─── DATASET

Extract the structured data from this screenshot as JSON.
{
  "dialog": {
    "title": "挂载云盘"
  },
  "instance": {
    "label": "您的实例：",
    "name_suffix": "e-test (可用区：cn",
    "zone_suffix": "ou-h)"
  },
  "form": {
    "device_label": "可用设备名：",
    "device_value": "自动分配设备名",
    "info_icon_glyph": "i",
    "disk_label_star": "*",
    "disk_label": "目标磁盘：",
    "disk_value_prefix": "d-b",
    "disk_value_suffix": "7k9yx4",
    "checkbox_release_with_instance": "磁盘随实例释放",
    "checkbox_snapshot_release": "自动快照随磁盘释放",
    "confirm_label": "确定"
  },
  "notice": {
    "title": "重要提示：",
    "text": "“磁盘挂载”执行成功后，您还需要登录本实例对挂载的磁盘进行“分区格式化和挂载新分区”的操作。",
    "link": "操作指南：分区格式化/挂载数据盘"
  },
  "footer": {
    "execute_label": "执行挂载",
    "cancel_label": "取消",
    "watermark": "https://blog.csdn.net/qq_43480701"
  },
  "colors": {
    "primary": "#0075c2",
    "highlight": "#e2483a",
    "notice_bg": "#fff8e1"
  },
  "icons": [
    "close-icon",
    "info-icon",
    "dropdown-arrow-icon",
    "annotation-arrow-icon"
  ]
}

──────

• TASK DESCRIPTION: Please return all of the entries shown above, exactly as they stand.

• TASK OUTPUT:
Extract the structured data from this screenshot as JSON.
{
  "dialog": {
    "title": "挂载云盘"
  },
  "instance": {
    "label": "您的实例：",
    "name_suffix": "e-test (可用区：cn",
    "zone_suffix": "ou-h)"
  },
  "form": {
    "device_label": "可用设备名：",
    "device_value": "自动分配设备名",
    "info_icon_glyph": "i",
    "disk_label_star": "*",
    "disk_label": "目标磁盘：",
    "disk_value_prefix": "d-b",
    "disk_value_suffix": "7k9yx4",
    "checkbox_release_with_instance": "磁盘随实例释放",
    "checkbox_snapshot_release": "自动快照随磁盘释放",
    "confirm_label": "确定"
  },
  "notice": {
    "title": "重要提示：",
    "text": "“磁盘挂载”执行成功后，您还需要登录本实例对挂载的磁盘进行“分区格式化和挂载新分区”的操作。",
    "link": "操作指南：分区格式化/挂载数据盘"
  },
  "footer": {
    "execute_label": "执行挂载",
    "cancel_label": "取消",
    "watermark": "https://blog.csdn.net/qq_43480701"
  },
  "colors": {
    "primary": "#0075c2",
    "highlight": "#e2483a",
    "notice_bg": "#fff8e1"
  },
  "icons": [
    "close-icon",
    "info-icon",
    "dropdown-arrow-icon",
    "annotation-arrow-icon"
  ]
}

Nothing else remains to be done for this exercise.